LISTED ENTRIES: Begin

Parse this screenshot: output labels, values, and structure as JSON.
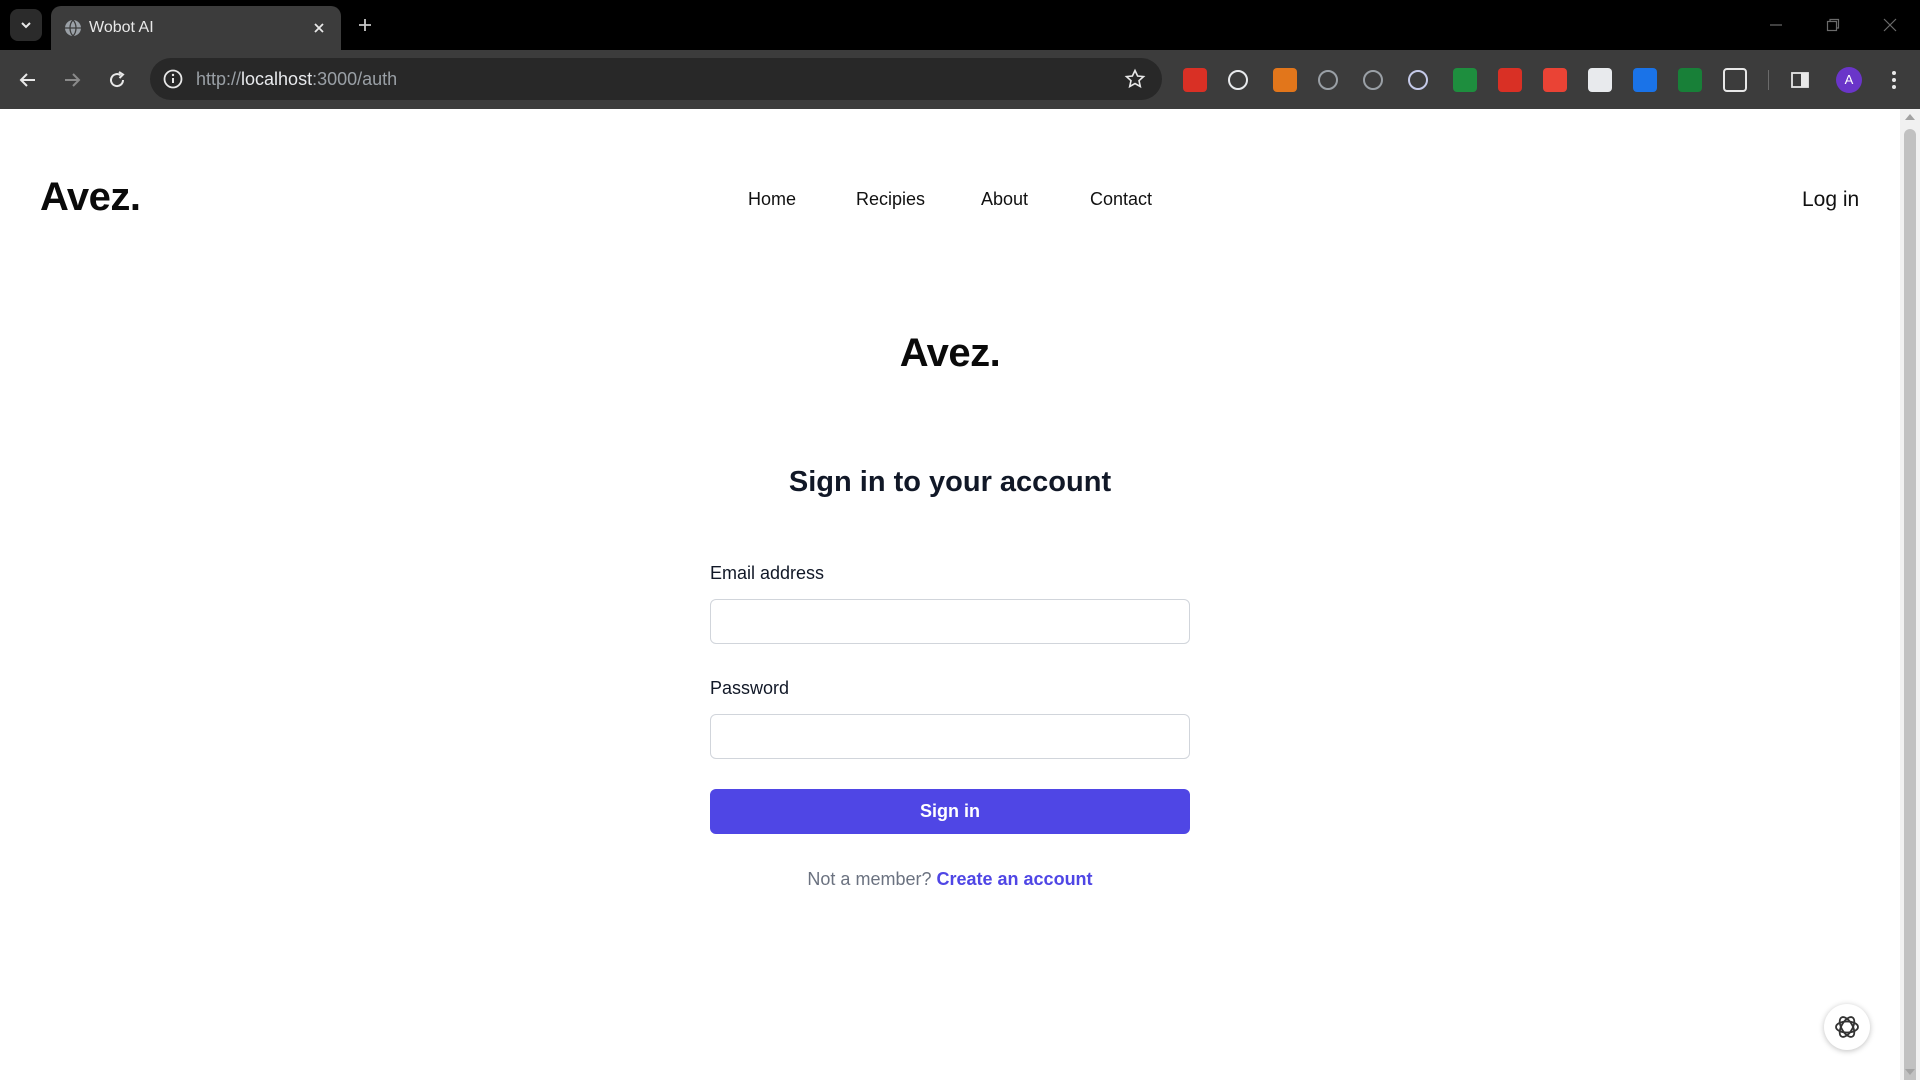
{
  "browser": {
    "tab_title": "Wobot AI",
    "url_scheme": "http://",
    "url_host": "localhost",
    "url_rest": ":3000/auth",
    "profile_initial": "A"
  },
  "extensions": [
    {
      "icon": "extension-red-icon",
      "color": "#d93025"
    },
    {
      "icon": "extension-target-icon",
      "color": "#e8eaed"
    },
    {
      "icon": "metamask-fox-icon",
      "color": "#e2761b"
    },
    {
      "icon": "extension-brackets-icon",
      "color": "#9aa0a6"
    },
    {
      "icon": "extension-timer-icon",
      "color": "#9aa0a6"
    },
    {
      "icon": "extension-shield-icon",
      "color": "#c5cae9"
    },
    {
      "icon": "extension-play-green-icon",
      "color": "#1e8e3e"
    },
    {
      "icon": "extension-play-red-icon",
      "color": "#d93025"
    },
    {
      "icon": "extension-hand-icon",
      "color": "#ea4335"
    },
    {
      "icon": "extension-t-icon",
      "color": "#e8eaed"
    },
    {
      "icon": "extension-f-icon",
      "color": "#1a73e8"
    },
    {
      "icon": "extension-sheet-icon",
      "color": "#188038"
    }
  ],
  "site": {
    "brand": "Avez.",
    "nav": [
      "Home",
      "Recipies",
      "About",
      "Contact"
    ],
    "login_label": "Log in"
  },
  "form": {
    "logo": "Avez.",
    "title": "Sign in to your account",
    "email_label": "Email address",
    "email_value": "",
    "password_label": "Password",
    "password_value": "",
    "submit_label": "Sign in",
    "member_text": "Not a member?",
    "create_link": "Create an account"
  },
  "colors": {
    "primary": "#4f46e5",
    "chrome_dark": "#000000",
    "toolbar": "#3c3c3c"
  }
}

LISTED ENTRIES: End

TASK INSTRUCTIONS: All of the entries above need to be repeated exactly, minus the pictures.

ANSWER SECTION:
Parse this screenshot: output labels, values, and structure as JSON.
{
  "browser": {
    "tab_title": "Wobot AI",
    "url_scheme": "http://",
    "url_host": "localhost",
    "url_rest": ":3000/auth",
    "profile_initial": "A"
  },
  "extensions": [
    {
      "icon": "extension-red-icon",
      "color": "#d93025"
    },
    {
      "icon": "extension-target-icon",
      "color": "#e8eaed"
    },
    {
      "icon": "metamask-fox-icon",
      "color": "#e2761b"
    },
    {
      "icon": "extension-brackets-icon",
      "color": "#9aa0a6"
    },
    {
      "icon": "extension-timer-icon",
      "color": "#9aa0a6"
    },
    {
      "icon": "extension-shield-icon",
      "color": "#c5cae9"
    },
    {
      "icon": "extension-play-green-icon",
      "color": "#1e8e3e"
    },
    {
      "icon": "extension-play-red-icon",
      "color": "#d93025"
    },
    {
      "icon": "extension-hand-icon",
      "color": "#ea4335"
    },
    {
      "icon": "extension-t-icon",
      "color": "#e8eaed"
    },
    {
      "icon": "extension-f-icon",
      "color": "#1a73e8"
    },
    {
      "icon": "extension-sheet-icon",
      "color": "#188038"
    }
  ],
  "site": {
    "brand": "Avez.",
    "nav": [
      "Home",
      "Recipies",
      "About",
      "Contact"
    ],
    "login_label": "Log in"
  },
  "form": {
    "logo": "Avez.",
    "title": "Sign in to your account",
    "email_label": "Email address",
    "email_value": "",
    "password_label": "Password",
    "password_value": "",
    "submit_label": "Sign in",
    "member_text": "Not a member?",
    "create_link": "Create an account"
  },
  "colors": {
    "primary": "#4f46e5",
    "chrome_dark": "#000000",
    "toolbar": "#3c3c3c"
  }
}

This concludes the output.